Backyard breeders are notorious for bringing a foal into the world-and then not having a clue what to do with the now 600 pound horse that is still acting like a foal-but is now dangerous and getting worse. I’ve rehabbed two of those myself. Would love to get my hands on the idiots who did that. ‘But I love my mare and I want to get a foal out of her’. Absolutely the DUMBEST  reason ever to breed a mare. If I had my way, you’d have to get a license to breed your mare and you’d have to prove your ability to keep and train a foal, plus the ability to keep the foal until it dies probably 30 years after birth. There ought to be a big fee attached, too. But what do I know?

My suggestion for stopping this overbreeding and hence the overpopulation of horses? Same thing the Europeans have done. Both stallions and mare MUST undergo breeding suitability exams which include both conformation/temperament AND performance. If the colts don’t pass, they are gelded. If the fillies don’t pass, they are spayed. Only the ones that meet criteria are allowed to breed. And they are only allowed to breed when there is already a buyer. Puts a whole different perspective on the breeding business, doesn’t it? Instead of breeding a whole lot of junk-breed only the best to the best.

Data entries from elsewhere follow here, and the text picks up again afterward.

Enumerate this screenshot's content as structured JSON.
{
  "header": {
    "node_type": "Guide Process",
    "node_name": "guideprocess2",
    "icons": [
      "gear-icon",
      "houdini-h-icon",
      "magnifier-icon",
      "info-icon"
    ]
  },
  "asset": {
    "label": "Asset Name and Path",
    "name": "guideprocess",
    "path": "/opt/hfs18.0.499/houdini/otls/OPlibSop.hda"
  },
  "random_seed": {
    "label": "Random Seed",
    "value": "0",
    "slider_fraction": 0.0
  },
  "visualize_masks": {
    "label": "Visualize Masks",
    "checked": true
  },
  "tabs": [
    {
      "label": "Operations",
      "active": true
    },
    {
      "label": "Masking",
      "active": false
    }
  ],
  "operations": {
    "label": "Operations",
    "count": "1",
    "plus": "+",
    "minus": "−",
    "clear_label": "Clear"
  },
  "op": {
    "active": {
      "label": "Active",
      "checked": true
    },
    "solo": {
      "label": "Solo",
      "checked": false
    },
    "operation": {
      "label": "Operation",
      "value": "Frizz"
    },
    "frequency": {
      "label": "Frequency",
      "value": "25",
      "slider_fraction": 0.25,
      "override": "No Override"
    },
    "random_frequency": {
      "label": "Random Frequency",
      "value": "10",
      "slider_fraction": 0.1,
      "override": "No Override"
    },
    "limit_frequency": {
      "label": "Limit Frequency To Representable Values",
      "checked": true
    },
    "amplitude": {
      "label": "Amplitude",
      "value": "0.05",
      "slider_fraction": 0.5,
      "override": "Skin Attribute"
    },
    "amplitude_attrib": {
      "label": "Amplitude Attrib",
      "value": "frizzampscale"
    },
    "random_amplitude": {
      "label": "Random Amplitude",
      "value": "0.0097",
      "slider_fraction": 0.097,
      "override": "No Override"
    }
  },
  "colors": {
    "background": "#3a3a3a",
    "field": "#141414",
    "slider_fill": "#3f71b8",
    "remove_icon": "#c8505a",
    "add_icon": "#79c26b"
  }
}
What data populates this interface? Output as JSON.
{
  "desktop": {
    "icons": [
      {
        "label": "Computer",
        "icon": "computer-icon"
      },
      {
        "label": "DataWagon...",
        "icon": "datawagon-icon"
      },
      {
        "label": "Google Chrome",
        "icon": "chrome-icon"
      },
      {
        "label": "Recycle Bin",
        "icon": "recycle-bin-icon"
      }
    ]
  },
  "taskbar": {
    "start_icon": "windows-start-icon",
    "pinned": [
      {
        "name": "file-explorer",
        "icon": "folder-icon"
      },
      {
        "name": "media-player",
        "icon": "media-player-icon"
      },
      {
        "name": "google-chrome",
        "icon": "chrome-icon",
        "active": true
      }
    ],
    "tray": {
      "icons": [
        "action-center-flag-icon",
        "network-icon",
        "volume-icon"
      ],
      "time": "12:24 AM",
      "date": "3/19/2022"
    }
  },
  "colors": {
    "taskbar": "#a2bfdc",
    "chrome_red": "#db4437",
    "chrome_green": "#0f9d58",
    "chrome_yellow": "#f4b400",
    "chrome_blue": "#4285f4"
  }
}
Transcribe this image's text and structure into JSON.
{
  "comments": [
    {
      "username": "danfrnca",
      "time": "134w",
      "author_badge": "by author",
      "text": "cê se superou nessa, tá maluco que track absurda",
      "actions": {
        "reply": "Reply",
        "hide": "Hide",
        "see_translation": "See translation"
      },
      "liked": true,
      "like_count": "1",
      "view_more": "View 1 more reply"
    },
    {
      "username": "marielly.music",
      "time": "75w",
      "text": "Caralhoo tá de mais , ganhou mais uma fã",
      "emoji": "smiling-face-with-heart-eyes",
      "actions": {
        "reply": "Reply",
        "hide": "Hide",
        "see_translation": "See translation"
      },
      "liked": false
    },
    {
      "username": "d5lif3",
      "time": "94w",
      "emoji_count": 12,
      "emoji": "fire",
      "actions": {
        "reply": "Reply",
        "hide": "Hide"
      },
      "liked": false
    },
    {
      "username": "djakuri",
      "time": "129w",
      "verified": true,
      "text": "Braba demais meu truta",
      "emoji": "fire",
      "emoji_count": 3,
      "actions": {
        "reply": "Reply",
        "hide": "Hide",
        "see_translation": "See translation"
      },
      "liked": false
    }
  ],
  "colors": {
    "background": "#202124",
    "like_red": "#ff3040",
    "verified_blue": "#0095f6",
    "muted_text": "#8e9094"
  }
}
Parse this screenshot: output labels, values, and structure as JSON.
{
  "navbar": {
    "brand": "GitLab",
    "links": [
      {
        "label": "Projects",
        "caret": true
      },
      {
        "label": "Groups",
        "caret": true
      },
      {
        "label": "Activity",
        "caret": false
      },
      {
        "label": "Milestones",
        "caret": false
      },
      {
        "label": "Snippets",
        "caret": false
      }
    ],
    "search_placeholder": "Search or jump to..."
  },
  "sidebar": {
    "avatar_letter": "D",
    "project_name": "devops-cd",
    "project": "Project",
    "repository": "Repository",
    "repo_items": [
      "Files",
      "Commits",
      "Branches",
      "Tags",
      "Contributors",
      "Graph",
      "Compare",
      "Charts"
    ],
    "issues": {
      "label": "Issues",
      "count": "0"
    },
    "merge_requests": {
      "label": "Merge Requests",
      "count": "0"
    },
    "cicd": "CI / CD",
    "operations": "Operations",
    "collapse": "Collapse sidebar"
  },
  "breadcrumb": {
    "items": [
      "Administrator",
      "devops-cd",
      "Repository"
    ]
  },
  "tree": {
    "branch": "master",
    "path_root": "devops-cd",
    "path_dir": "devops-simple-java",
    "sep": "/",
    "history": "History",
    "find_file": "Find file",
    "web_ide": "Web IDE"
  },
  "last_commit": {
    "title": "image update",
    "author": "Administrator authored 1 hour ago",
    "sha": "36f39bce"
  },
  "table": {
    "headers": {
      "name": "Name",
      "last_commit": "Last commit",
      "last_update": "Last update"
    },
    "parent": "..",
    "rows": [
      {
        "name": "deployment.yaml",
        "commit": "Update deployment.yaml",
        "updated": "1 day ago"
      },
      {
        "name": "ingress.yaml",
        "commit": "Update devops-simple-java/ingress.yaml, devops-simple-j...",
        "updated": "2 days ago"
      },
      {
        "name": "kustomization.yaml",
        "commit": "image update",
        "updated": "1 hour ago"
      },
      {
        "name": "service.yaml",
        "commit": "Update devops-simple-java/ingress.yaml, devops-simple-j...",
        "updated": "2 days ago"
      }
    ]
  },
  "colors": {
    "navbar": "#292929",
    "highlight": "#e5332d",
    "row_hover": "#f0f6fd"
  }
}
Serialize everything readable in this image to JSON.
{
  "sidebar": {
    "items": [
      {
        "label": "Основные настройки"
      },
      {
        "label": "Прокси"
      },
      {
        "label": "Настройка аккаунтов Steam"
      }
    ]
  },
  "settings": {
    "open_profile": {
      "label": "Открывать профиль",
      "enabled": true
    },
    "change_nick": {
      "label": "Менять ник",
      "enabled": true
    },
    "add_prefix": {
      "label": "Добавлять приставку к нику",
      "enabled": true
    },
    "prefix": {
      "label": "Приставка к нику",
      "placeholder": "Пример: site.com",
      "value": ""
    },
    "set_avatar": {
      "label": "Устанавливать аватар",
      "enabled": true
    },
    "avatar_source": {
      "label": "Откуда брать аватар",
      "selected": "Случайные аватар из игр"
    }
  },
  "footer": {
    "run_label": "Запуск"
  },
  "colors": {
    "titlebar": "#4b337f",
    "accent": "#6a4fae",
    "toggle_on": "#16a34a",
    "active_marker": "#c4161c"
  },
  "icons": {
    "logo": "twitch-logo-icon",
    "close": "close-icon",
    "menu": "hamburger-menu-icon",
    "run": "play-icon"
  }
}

And quit supplying those slaughter plants.

NR 005282 Missing Horse — Woodrow


SOCIAL MEDIA ALERT: Please copy and paste to your social media. Do not change the information.

NetPosse™ Missing Equine, NR005282 for Woodrow, Zwingle (Jackson County), IA, DOI: July 7, 2017:

See pictures, full details, and contact info for Woodrow that we ask you to post everywhere. Please click on this link for full details:

Woodrow was taken down to the pasture which is at the bottom of a dead-end level B road on the evening of July 3, 2017 and was not in the pasture on Friday 07/07/17.

Please help us find Woodrow and Bring Him Home!

Please help find Woodrow by sharing this information to your friends, social media groups, etc.

#HelpFindWoodrow #Nature #Missing #Horse #EveryShareHelps #NetPosse™ #StolenHorseInternational™ #BringingHorsesHome™ #NeverGiveUp #Iowa

From Anna Blake’s Blog-and Boy, is she good! Part One-And Then My Horse Betrayed Me

Do click the link and read what she has to say because she’s right-we do have the knee jerk reflex to ‘get that bastard for what he/she did to me’-instead of sitting down and looking for the ‘what did I miss that would cause that behavior’. I’ve come to the conclusion that (myself included here) humans are just assholes around horses most of the time. God knows, I’ve spent a great deal of time apologizing for all the things and times I’ve done exactly that in the past. So do not think that I’m excluding myself from this or holding myself up for the Pope to make me a saint. I’m anything but.

(Of course, right now, Jolene and Belle think I can do nothing wrong and want to follow me into the house and talk about interior decorating-I think-but they’re impossibly sweet girls.)

Y’all read-and let me know what you think.